L’Arena.it: http://www.larena.it/stories/Cronaca/581862_critiche_agli_immigrati_allislam_alla_ue_e_al_ministro_kyenge/?refresh_ce&scroll=1710

Bloody mannequins in front of the town hall: Forza Nuova takes a stance against Kyenge:
Mayor Marino: “shameful episode, Rome is an accepting town.”

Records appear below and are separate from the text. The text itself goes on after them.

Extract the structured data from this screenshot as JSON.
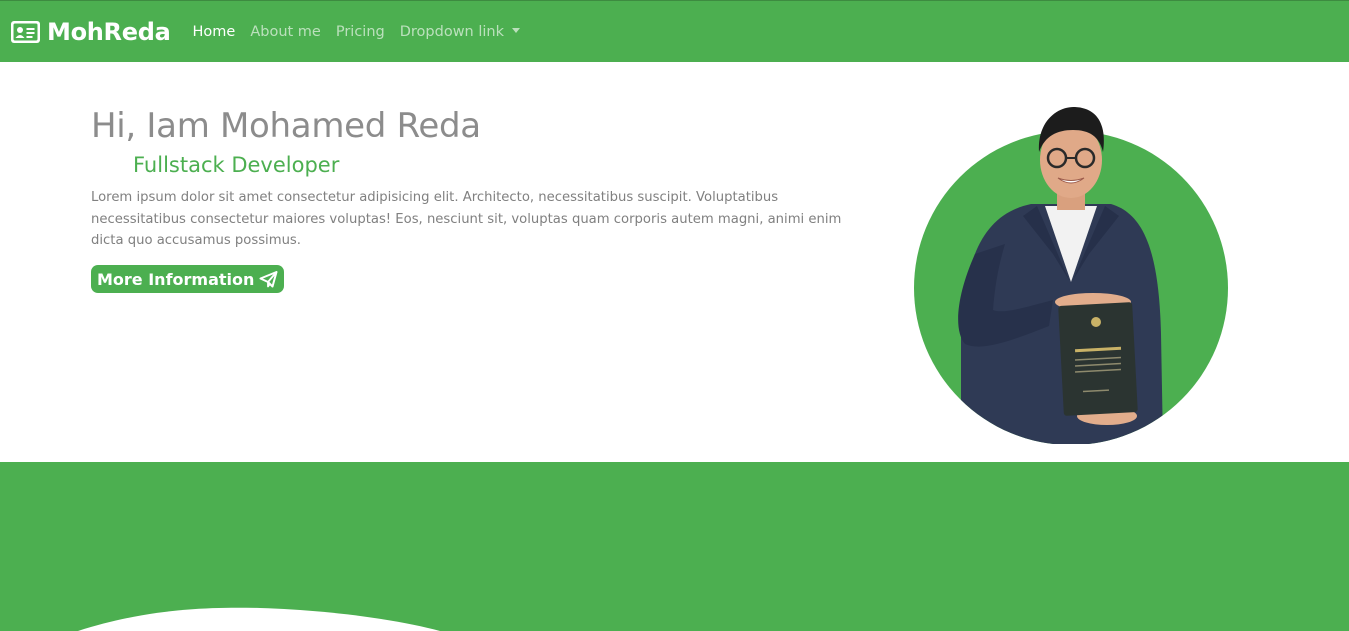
{
  "navbar": {
    "brand": "MohReda",
    "brand_icon": "id-card-icon",
    "links": [
      "Home",
      "About me",
      "Pricing",
      "Dropdown link"
    ],
    "active_link": "Home"
  },
  "hero": {
    "title": "Hi, Iam Mohamed Reda",
    "subtitle": "Fullstack Developer",
    "description": "Lorem ipsum dolor sit amet consectetur adipisicing elit. Architecto, necessitatibus suscipit. Voluptatibus necessitatibus consectetur maiores voluptas! Eos, nesciunt sit, voluptas quam corporis autem magni, animi enim dicta quo accusamus possimus.",
    "button_label": "More Information",
    "button_icon": "paper-plane-icon"
  },
  "colors": {
    "primary": "#4caf50",
    "title_gray": "#8c8c8c",
    "text_gray": "#808080"
  }
}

Bloody mannequins were found in front of the town hall of Ostia against the minister Cécile Kyenge visit. Today the Minister of Integration participates in a debate right in Ostia which is on the coast. The debate was organized by the Young Democrats club at 18.30 after the visit to the Mosque of Rome in the morning. At the discovery, the mayor Ignazio Marino reacted sharply: “Rome is a city with an ancient tradition of hospitality; the isolated act of a few will not stop the courageous work being done by the Minister of Integration Cecile Kyenge. I strongly condemn the shameful episode that occurred this morning and I invite the Minister to Capitol Hill to make her feel welcome by all the citizens of Rome.” And meanwhile, we have increased safety procedures in the neighborhoods on coast where the minister is expected.”

The far-right group, however, has staged the mannequins on the floor and smeared them with tomato stains to reaffirm “the danger in which they will be applied if the Italians allow ius soli, the law that would grant citizenship to those born in Italy” they wrote on Facebook nine days ago along with photos of the mannequins dated August 2 the mannequins were seen in Cervia, near Ravenna, at the end of July, when the minister Kyenge participated in a celebration by the Democratic Party.

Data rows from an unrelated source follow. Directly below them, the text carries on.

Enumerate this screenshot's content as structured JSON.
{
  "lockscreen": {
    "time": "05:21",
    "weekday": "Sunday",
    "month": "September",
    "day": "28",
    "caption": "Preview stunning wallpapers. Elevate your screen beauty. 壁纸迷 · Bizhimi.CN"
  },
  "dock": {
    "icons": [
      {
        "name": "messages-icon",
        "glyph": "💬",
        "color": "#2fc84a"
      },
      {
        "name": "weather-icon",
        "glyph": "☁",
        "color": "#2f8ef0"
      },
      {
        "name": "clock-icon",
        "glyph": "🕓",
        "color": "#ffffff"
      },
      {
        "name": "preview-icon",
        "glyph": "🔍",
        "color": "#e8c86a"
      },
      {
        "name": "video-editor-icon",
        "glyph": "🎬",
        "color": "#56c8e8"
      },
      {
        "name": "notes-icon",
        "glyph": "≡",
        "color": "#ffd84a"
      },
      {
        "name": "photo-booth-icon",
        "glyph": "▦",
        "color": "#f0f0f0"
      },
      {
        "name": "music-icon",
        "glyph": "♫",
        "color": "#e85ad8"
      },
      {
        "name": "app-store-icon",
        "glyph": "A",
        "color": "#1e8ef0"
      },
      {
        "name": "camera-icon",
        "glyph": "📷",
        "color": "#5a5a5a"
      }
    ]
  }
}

“We ask ourselves” explain the group “what she has to say about the policies about youth who are devoted to political disintegration of national identity. Her words are full of racism against European culture. Now this racism is seen in the ius soli and in the abolition of the Bossi-Fini laws, decriminalizing illegal immigration.”

And promises of attacks against refugees and immigrants in the country: “We want to send a strong message that immigration kills, and it will generates time bombs burst violently if left unchecked. We do not want to end up in the banlieues section of Paris. We are speaking as Catholics, far from any racial prejudice, we are just concerned about the Islamist tide that is taking place in Europe, including the crisis in the Middle East and this is just the beginning.”

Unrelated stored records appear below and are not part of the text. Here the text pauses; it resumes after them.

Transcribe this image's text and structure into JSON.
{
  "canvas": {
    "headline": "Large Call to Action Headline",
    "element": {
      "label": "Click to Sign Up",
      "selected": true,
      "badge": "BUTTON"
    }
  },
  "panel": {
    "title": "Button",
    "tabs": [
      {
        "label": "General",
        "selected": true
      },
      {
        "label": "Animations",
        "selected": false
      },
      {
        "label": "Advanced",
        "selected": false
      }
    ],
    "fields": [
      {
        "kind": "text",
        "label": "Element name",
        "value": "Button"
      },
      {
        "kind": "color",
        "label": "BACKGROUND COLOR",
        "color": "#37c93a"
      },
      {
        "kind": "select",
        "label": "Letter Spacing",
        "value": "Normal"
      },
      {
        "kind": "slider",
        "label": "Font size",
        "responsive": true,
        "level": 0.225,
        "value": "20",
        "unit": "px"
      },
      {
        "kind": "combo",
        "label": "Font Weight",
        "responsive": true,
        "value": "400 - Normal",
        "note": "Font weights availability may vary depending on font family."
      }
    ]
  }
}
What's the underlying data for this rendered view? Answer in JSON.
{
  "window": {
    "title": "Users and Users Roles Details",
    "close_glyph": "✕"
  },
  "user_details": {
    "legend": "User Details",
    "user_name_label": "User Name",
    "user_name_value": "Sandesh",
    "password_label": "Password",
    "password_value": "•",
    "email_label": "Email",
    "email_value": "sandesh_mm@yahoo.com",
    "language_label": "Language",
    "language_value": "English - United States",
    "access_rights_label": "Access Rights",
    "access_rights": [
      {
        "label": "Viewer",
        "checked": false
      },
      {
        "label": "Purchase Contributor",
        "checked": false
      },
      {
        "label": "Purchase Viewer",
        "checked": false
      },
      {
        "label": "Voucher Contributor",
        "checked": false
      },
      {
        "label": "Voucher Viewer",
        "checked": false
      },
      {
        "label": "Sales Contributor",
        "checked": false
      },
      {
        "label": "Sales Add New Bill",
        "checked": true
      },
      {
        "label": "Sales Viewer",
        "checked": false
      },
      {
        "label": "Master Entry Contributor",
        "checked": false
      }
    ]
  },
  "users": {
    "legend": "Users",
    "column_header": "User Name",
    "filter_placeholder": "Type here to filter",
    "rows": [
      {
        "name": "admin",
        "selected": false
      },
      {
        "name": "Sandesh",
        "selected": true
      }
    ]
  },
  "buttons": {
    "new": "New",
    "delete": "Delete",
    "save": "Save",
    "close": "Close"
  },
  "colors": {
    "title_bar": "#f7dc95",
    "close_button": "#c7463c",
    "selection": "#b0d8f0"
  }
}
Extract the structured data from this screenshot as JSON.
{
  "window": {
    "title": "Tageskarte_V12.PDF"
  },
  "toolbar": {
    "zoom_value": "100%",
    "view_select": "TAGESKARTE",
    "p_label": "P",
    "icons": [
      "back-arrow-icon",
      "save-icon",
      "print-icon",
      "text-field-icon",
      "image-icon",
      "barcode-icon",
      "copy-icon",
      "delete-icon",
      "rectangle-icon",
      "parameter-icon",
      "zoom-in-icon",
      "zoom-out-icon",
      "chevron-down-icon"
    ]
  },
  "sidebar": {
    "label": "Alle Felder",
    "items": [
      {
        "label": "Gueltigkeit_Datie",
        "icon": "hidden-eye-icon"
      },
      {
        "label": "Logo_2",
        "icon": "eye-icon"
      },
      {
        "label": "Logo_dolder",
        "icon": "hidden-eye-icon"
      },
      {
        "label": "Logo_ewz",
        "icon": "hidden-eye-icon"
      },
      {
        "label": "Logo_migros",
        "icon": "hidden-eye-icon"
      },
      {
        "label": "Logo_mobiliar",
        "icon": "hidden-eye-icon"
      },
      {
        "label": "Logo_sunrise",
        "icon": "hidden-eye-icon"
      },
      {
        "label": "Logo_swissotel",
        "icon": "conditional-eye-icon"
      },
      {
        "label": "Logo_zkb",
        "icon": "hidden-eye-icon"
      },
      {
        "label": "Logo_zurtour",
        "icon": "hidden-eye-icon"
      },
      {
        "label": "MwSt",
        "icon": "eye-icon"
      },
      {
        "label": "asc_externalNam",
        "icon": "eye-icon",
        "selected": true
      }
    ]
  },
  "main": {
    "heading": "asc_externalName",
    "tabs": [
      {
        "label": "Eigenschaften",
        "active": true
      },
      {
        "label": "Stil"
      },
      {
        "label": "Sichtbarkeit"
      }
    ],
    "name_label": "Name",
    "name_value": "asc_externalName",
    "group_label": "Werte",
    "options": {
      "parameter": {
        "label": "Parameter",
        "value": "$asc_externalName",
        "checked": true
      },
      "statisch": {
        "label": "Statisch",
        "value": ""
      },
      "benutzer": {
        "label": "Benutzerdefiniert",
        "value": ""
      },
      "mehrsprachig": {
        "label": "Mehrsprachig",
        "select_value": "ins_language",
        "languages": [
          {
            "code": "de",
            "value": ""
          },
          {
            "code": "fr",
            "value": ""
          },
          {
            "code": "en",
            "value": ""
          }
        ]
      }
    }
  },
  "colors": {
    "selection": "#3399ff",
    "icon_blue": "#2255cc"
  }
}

The mannequins, posted on a gate, were quickly removed by the staff of the municipality. A “horrible gesture, reminiscent of the dark days of the Ku Klux Klan. We are all with Kyenge and we will press ahead,” said the President of the Lazio Region, Nicola Zingaretti on Twitter.

The “fascists of the Third Millennium” however, have posted a banner on the pedestrian bridge in Via dei Romagnoli, near Ostia, with the words : “Italy is not a bureaucracy. No to the ius soli.”

 

Minister of Integration considers the position of the Northern League on Islam as “dangerous”

July 30, 2013

The Minister of Integration, Cécile Kyenge, “affirms that the notion that the Islamic population wants to impose Islam on the Italian civilization and this is dangerous.” said Lorenzo Fontana, leader of the Northern League in the European Parliament, just before Kyenge’s visit to the European Parliament in Verona scheduled for next Sunday. “The Northern League” says Fontana “challenges Kyenge and the EU parliment. The European Parliament has stated that it wants to abolish the crime of illegal immigration and to teach, by law, Italian children Arabic, so they are able to integrate better with their classmates from the Arab world.” Fontana also reiterates opposition to integration is different than in other part of the world especially in under populated countries that need new citizens. Fontana asserts that “this is not the case in Italy and in the Veneto region, where the population density is high and young people are unemployed or underemployed.”

For his part, another Northern League Minister, Mario Borghezio, says that inviting Kyenge to party functions as “laudable and understandable” but also “unnecessary.” For Borghezio “the League militants who are hard-core – even electorally – are the living soul of the Movement and do not change even in response to acts or invitations.” “Racism” concludes the minister “does not matter at all: it is just a matter of Northern common sense.”